What needs to be done:
Print every line below. Match each one exactly.

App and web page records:
=== Begin Enclosure ===
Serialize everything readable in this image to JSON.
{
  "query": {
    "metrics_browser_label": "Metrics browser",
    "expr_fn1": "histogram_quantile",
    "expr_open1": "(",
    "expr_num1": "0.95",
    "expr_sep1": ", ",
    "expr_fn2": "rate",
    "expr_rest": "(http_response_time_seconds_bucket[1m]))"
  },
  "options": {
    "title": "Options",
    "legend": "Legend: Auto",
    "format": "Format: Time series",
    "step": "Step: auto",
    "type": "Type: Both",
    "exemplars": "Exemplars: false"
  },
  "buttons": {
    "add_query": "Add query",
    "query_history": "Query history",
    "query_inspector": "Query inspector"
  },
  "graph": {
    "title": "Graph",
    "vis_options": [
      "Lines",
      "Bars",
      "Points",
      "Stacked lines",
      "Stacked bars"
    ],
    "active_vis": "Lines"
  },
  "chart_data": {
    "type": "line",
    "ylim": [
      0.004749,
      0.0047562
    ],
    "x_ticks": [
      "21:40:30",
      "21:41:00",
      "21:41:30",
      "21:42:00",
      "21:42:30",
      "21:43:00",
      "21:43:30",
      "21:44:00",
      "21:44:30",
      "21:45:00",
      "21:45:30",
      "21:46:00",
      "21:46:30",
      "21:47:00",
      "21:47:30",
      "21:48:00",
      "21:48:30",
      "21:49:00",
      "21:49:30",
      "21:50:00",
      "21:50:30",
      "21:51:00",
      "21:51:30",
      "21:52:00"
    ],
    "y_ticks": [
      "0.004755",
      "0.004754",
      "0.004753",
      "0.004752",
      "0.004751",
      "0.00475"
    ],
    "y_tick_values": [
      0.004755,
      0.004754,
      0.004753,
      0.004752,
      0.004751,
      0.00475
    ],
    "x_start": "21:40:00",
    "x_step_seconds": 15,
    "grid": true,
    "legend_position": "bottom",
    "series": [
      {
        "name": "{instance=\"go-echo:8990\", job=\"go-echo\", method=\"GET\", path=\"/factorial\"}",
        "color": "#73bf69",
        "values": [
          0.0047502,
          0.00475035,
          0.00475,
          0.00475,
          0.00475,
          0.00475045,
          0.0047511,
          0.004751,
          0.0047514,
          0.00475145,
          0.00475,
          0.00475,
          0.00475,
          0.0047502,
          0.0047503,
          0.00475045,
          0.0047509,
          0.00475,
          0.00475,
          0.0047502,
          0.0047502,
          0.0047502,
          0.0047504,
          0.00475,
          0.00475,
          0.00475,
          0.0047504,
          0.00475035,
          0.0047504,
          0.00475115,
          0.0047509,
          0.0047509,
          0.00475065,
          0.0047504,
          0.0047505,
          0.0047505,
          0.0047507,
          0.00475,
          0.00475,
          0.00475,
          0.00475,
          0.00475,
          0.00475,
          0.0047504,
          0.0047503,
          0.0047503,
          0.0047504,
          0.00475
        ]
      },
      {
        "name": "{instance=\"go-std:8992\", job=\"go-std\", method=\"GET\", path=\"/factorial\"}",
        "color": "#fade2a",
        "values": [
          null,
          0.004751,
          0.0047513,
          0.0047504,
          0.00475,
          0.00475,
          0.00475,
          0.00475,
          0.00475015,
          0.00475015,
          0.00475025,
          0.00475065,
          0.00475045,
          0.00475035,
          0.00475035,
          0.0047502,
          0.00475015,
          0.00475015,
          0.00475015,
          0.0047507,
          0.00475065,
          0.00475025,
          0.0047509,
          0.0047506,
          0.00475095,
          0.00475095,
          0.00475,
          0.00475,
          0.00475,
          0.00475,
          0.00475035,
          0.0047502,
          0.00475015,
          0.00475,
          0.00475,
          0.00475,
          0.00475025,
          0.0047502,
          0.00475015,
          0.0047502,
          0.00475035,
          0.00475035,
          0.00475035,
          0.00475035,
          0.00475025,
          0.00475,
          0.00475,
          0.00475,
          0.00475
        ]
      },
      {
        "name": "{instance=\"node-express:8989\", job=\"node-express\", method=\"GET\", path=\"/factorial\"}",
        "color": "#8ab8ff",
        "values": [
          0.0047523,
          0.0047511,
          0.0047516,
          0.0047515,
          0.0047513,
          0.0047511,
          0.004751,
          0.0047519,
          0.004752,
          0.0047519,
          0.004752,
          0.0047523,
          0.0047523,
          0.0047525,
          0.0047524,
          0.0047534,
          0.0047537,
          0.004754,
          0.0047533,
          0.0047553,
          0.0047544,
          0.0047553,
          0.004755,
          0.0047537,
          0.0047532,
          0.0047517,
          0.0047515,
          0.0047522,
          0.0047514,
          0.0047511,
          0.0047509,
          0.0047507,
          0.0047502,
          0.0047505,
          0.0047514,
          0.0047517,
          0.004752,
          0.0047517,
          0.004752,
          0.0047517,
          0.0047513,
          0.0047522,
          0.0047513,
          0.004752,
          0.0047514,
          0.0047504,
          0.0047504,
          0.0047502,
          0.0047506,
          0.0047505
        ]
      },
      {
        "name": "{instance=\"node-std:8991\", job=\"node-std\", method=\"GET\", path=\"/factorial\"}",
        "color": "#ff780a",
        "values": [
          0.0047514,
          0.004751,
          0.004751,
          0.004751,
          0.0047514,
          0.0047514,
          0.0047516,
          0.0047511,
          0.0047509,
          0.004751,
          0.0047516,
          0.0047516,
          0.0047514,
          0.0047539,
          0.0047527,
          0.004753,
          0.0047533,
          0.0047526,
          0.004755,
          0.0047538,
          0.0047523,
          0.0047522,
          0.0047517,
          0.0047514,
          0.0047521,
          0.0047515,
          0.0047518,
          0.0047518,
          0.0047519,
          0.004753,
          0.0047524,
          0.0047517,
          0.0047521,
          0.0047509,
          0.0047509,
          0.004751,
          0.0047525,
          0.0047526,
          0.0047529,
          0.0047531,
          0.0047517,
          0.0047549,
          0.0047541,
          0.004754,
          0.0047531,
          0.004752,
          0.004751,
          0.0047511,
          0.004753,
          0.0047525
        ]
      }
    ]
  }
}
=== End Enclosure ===
Exercise solution:
Serialize everything readable in this image to JSON.
{
  "query": {
    "metrics_browser_label": "Metrics browser",
    "expr_fn1": "histogram_quantile",
    "expr_open1": "(",
    "expr_num1": "0.95",
    "expr_sep1": ", ",
    "expr_fn2": "rate",
    "expr_rest": "(http_response_time_seconds_bucket[1m]))"
  },
  "options": {
    "title": "Options",
    "legend": "Legend: Auto",
    "format": "Format: Time series",
    "step": "Step: auto",
    "type": "Type: Both",
    "exemplars": "Exemplars: false"
  },
  "buttons": {
    "add_query": "Add query",
    "query_history": "Query history",
    "query_inspector": "Query inspector"
  },
  "graph": {
    "title": "Graph",
    "vis_options": [
      "Lines",
      "Bars",
      "Points",
      "Stacked lines",
      "Stacked bars"
    ],
    "active_vis": "Lines"
  },
  "chart_data": {
    "type": "line",
    "ylim": [
      0.004749,
      0.0047562
    ],
    "x_ticks": [
      "21:40:30",
      "21:41:00",
      "21:41:30",
      "21:42:00",
      "21:42:30",
      "21:43:00",
      "21:43:30",
      "21:44:00",
      "21:44:30",
      "21:45:00",
      "21:45:30",
      "21:46:00",
      "21:46:30",
      "21:47:00",
      "21:47:30",
      "21:48:00",
      "21:48:30",
      "21:49:00",
      "21:49:30",
      "21:50:00",
      "21:50:30",
      "21:51:00",
      "21:51:30",
      "21:52:00"
    ],
    "y_ticks": [
      "0.004755",
      "0.004754",
      "0.004753",
      "0.004752",
      "0.004751",
      "0.00475"
    ],
    "y_tick_values": [
      0.004755,
      0.004754,
      0.004753,
      0.004752,
      0.004751,
      0.00475
    ],
    "x_start": "21:40:00",
    "x_step_seconds": 15,
    "grid": true,
    "legend_position": "bottom",
    "series": [
      {
        "name": "{instance=\"go-echo:8990\", job=\"go-echo\", method=\"GET\", path=\"/factorial\"}",
        "color": "#73bf69",
        "values": [
          0.0047502,
          0.00475035,
          0.00475,
          0.00475,
          0.00475,
          0.00475045,
          0.0047511,
          0.004751,
          0.0047514,
          0.00475145,
          0.00475,
          0.00475,
          0.00475,
          0.0047502,
          0.0047503,
          0.00475045,
          0.0047509,
          0.00475,
          0.00475,
          0.0047502,
          0.0047502,
          0.0047502,
          0.0047504,
          0.00475,
          0.00475,
          0.00475,
          0.0047504,
          0.00475035,
          0.0047504,
          0.00475115,
          0.0047509,
          0.0047509,
          0.00475065,
          0.0047504,
          0.0047505,
          0.0047505,
          0.0047507,
          0.00475,
          0.00475,
          0.00475,
          0.00475,
          0.00475,
          0.00475,
          0.0047504,
          0.0047503,
          0.0047503,
          0.0047504,
          0.00475
        ]
      },
      {
        "name": "{instance=\"go-std:8992\", job=\"go-std\", method=\"GET\", path=\"/factorial\"}",
        "color": "#fade2a",
        "values": [
          null,
          0.004751,
          0.0047513,
          0.0047504,
          0.00475,
          0.00475,
          0.00475,
          0.00475,
          0.00475015,
          0.00475015,
          0.00475025,
          0.00475065,
          0.00475045,
          0.00475035,
          0.00475035,
          0.0047502,
          0.00475015,
          0.00475015,
          0.00475015,
          0.0047507,
          0.00475065,
          0.00475025,
          0.0047509,
          0.0047506,
          0.00475095,
          0.00475095,
          0.00475,
          0.00475,
          0.00475,
          0.00475,
          0.00475035,
          0.0047502,
          0.00475015,
          0.00475,
          0.00475,
          0.00475,
          0.00475025,
          0.0047502,
          0.00475015,
          0.0047502,
          0.00475035,
          0.00475035,
          0.00475035,
          0.00475035,
          0.00475025,
          0.00475,
          0.00475,
          0.00475,
          0.00475
        ]
      },
      {
        "name": "{instance=\"node-express:8989\", job=\"node-express\", method=\"GET\", path=\"/factorial\"}",
        "color": "#8ab8ff",
        "values": [
          0.0047523,
          0.0047511,
          0.0047516,
          0.0047515,
          0.0047513,
          0.0047511,
          0.004751,
          0.0047519,
          0.004752,
          0.0047519,
          0.004752,
          0.0047523,
          0.0047523,
          0.0047525,
          0.0047524,
          0.0047534,
          0.0047537,
          0.004754,
          0.0047533,
          0.0047553,
          0.0047544,
          0.0047553,
          0.004755,
          0.0047537,
          0.0047532,
          0.0047517,
          0.0047515,
          0.0047522,
          0.0047514,
          0.0047511,
          0.0047509,
          0.0047507,
          0.0047502,
          0.0047505,
          0.0047514,
          0.0047517,
          0.004752,
          0.0047517,
          0.004752,
          0.0047517,
          0.0047513,
          0.0047522,
          0.0047513,
          0.004752,
          0.0047514,
          0.0047504,
          0.0047504,
          0.0047502,
          0.0047506,
          0.0047505
        ]
      },
      {
        "name": "{instance=\"node-std:8991\", job=\"node-std\", method=\"GET\", path=\"/factorial\"}",
        "color": "#ff780a",
        "values": [
          0.0047514,
          0.004751,
          0.004751,
          0.004751,
          0.0047514,
          0.0047514,
          0.0047516,
          0.0047511,
          0.0047509,
          0.004751,
          0.0047516,
          0.0047516,
          0.0047514,
          0.0047539,
          0.0047527,
          0.004753,
          0.0047533,
          0.0047526,
          0.004755,
          0.0047538,
          0.0047523,
          0.0047522,
          0.0047517,
          0.0047514,
          0.0047521,
          0.0047515,
          0.0047518,
          0.0047518,
          0.0047519,
          0.004753,
          0.0047524,
          0.0047517,
          0.0047521,
          0.0047509,
          0.0047509,
          0.004751,
          0.0047525,
          0.0047526,
          0.0047529,
          0.0047531,
          0.0047517,
          0.0047549,
          0.0047541,
          0.004754,
          0.0047531,
          0.004752,
          0.004751,
          0.0047511,
          0.004753,
          0.0047525
        ]
      }
    ]
  }
}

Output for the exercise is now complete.